**EXERCISE PROMPT**
Return all the data, word for word.

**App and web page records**
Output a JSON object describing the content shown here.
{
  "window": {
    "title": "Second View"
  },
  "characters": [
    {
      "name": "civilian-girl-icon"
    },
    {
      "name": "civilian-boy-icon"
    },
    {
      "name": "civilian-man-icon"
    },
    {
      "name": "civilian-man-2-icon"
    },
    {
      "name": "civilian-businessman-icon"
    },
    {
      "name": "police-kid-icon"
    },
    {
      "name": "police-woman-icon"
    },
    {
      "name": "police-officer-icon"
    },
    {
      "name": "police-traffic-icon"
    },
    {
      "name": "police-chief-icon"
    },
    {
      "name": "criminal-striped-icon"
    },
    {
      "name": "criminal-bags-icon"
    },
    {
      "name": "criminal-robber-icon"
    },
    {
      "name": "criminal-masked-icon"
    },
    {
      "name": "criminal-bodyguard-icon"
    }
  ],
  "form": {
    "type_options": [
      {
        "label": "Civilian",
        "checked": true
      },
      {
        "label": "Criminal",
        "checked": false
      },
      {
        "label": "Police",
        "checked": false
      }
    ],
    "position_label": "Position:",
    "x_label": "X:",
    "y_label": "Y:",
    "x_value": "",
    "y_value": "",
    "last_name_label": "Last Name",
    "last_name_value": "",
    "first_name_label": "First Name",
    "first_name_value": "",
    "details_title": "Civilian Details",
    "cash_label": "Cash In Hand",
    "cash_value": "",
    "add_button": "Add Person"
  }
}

**ANSWER SPACE**
Output a JSON object describing the content shown here.
{
  "window": {
    "title": "Second View"
  },
  "characters": [
    {
      "name": "civilian-girl-icon"
    },
    {
      "name": "civilian-boy-icon"
    },
    {
      "name": "civilian-man-icon"
    },
    {
      "name": "civilian-man-2-icon"
    },
    {
      "name": "civilian-businessman-icon"
    },
    {
      "name": "police-kid-icon"
    },
    {
      "name": "police-woman-icon"
    },
    {
      "name": "police-officer-icon"
    },
    {
      "name": "police-traffic-icon"
    },
    {
      "name": "police-chief-icon"
    },
    {
      "name": "criminal-striped-icon"
    },
    {
      "name": "criminal-bags-icon"
    },
    {
      "name": "criminal-robber-icon"
    },
    {
      "name": "criminal-masked-icon"
    },
    {
      "name": "criminal-bodyguard-icon"
    }
  ],
  "form": {
    "type_options": [
      {
        "label": "Civilian",
        "checked": true
      },
      {
        "label": "Criminal",
        "checked": false
      },
      {
        "label": "Police",
        "checked": false
      }
    ],
    "position_label": "Position:",
    "x_label": "X:",
    "y_label": "Y:",
    "x_value": "",
    "y_value": "",
    "last_name_label": "Last Name",
    "last_name_value": "",
    "first_name_label": "First Name",
    "first_name_value": "",
    "details_title": "Civilian Details",
    "cash_label": "Cash In Hand",
    "cash_value": "",
    "add_button": "Add Person"
  }
}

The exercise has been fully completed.